**Work task:** Go through the data and report each line that holds the string "dispatchException".

**Input for this task:**
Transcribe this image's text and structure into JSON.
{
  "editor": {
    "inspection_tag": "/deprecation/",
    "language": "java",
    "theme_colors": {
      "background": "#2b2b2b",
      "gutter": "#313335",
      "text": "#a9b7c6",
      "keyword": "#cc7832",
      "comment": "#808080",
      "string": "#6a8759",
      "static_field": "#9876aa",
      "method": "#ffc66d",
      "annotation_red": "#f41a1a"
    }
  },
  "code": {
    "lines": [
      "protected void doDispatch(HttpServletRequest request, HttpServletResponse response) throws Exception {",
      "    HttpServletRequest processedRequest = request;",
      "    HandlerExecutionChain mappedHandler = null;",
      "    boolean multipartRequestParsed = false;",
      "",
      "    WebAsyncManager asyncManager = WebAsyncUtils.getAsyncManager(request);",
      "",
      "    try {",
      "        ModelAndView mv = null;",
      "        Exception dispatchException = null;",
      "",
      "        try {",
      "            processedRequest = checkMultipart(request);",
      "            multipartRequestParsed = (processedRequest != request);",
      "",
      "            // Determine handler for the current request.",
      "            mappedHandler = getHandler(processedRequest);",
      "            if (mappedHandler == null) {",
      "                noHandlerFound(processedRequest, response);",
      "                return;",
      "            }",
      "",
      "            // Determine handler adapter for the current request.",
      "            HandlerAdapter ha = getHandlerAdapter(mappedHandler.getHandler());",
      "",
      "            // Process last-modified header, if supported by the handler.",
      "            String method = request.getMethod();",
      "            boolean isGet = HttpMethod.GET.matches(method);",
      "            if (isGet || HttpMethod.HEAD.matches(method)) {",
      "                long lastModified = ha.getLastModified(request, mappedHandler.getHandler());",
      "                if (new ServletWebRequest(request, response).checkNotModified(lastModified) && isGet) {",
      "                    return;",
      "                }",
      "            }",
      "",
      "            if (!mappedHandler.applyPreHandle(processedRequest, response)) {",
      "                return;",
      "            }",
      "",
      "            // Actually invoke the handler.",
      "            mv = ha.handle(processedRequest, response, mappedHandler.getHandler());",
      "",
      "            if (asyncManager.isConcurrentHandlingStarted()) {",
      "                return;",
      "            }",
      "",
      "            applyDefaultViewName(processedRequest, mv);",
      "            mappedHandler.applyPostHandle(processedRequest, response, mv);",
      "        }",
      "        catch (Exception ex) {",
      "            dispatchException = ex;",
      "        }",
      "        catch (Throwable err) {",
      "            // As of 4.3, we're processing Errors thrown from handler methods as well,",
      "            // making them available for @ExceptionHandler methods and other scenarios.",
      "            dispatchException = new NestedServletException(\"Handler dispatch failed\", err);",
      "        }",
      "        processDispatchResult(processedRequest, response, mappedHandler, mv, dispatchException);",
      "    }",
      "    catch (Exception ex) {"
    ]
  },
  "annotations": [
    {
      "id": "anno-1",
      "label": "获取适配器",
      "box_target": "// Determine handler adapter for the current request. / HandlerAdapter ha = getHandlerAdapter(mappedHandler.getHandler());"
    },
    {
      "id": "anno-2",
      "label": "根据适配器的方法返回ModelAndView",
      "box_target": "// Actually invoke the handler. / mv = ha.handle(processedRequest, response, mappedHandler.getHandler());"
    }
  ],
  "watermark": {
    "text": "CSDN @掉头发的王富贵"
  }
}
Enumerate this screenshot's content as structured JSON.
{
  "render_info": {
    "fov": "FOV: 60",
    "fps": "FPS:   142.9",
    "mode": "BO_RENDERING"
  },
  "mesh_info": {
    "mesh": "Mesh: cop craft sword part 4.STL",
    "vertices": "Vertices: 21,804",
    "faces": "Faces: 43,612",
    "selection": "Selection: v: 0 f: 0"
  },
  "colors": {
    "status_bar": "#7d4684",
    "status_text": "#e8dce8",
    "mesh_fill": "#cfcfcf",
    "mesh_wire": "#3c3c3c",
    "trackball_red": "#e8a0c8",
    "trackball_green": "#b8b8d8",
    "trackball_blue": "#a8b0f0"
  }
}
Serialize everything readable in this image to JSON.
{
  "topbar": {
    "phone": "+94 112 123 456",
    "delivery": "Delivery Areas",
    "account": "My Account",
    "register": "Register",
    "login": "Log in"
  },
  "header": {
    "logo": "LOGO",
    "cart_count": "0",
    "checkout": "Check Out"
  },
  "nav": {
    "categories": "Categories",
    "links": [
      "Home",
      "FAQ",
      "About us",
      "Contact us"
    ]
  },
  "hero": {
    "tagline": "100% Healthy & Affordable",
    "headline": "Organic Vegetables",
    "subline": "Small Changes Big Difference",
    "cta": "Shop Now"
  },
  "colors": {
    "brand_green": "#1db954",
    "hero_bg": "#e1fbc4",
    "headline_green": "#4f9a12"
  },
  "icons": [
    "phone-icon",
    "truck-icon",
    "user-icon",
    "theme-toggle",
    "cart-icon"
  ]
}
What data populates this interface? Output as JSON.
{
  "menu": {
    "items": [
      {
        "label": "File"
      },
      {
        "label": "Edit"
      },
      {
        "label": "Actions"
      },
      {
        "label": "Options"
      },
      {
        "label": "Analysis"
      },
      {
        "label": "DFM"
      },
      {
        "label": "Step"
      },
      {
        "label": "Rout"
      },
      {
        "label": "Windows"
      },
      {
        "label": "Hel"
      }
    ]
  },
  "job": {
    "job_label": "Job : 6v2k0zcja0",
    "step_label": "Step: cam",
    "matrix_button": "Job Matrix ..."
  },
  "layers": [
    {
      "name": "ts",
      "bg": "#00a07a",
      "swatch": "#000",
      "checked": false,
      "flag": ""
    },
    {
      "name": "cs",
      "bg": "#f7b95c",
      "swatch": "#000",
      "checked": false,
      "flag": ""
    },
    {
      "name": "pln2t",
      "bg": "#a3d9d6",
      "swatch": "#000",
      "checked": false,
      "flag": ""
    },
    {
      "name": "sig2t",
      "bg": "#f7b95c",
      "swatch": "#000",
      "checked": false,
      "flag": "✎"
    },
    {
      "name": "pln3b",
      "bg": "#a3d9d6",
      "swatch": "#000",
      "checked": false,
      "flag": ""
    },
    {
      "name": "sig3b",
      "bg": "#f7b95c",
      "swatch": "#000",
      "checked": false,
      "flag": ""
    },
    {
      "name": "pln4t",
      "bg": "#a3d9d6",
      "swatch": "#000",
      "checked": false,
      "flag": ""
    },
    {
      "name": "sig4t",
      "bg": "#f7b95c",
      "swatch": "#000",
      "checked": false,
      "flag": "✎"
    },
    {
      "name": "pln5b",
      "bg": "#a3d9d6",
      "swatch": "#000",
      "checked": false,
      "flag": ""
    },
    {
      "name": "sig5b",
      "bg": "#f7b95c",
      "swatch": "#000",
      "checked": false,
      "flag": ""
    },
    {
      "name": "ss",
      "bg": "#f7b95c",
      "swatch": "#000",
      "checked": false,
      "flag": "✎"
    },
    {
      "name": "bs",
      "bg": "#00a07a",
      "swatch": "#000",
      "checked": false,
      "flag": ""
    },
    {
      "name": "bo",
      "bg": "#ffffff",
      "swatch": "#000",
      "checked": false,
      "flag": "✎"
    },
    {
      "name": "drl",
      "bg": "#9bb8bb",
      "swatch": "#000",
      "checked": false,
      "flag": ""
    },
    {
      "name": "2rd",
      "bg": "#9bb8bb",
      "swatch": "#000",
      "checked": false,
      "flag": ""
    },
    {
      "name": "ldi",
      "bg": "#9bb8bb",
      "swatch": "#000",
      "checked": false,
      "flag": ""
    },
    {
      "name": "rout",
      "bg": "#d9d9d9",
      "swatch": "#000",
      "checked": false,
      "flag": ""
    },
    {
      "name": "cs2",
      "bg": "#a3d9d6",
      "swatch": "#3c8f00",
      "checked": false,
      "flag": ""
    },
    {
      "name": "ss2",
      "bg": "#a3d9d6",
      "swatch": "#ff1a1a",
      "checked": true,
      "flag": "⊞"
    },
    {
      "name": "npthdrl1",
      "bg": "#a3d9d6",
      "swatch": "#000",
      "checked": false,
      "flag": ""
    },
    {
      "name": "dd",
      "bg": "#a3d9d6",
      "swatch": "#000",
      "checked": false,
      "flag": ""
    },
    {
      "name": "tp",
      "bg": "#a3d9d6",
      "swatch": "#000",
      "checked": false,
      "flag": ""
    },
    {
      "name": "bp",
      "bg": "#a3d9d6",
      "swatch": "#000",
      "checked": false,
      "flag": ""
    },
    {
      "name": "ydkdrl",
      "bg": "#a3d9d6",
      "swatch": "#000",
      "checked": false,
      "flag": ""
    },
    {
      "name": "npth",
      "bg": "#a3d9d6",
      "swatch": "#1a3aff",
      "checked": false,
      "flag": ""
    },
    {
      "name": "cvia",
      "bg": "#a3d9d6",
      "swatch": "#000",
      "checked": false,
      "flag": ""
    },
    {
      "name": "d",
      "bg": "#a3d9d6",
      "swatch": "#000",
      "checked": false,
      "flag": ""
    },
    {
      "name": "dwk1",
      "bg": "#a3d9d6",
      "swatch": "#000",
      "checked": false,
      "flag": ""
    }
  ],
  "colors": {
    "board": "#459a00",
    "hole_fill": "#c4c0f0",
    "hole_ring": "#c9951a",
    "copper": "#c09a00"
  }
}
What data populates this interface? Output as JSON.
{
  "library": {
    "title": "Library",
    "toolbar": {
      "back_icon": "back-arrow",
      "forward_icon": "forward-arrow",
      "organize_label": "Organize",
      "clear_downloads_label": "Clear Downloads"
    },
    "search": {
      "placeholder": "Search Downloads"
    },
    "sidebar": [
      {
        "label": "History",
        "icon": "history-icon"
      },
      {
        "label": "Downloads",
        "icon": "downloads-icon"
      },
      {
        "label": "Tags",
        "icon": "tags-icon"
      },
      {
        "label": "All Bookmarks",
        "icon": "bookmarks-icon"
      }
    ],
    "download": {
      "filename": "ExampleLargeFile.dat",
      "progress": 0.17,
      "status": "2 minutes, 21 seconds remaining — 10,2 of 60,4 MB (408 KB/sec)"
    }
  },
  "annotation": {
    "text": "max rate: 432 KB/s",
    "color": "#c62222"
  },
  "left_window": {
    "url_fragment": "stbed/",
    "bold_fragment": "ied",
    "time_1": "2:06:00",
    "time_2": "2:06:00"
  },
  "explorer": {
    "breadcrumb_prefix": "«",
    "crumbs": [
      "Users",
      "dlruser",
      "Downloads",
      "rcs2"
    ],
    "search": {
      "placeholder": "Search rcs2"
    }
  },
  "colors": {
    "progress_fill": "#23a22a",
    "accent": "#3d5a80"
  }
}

**Completed exercise:**
      "        Exception dispatchException = null;",
      "            dispatchException = ex;",
      "            dispatchException = new NestedServletException(\"Handler dispatch failed\", err);",
      "        processDispatchResult(processedRequest, response, mappedHandler, mv, dispatchException);",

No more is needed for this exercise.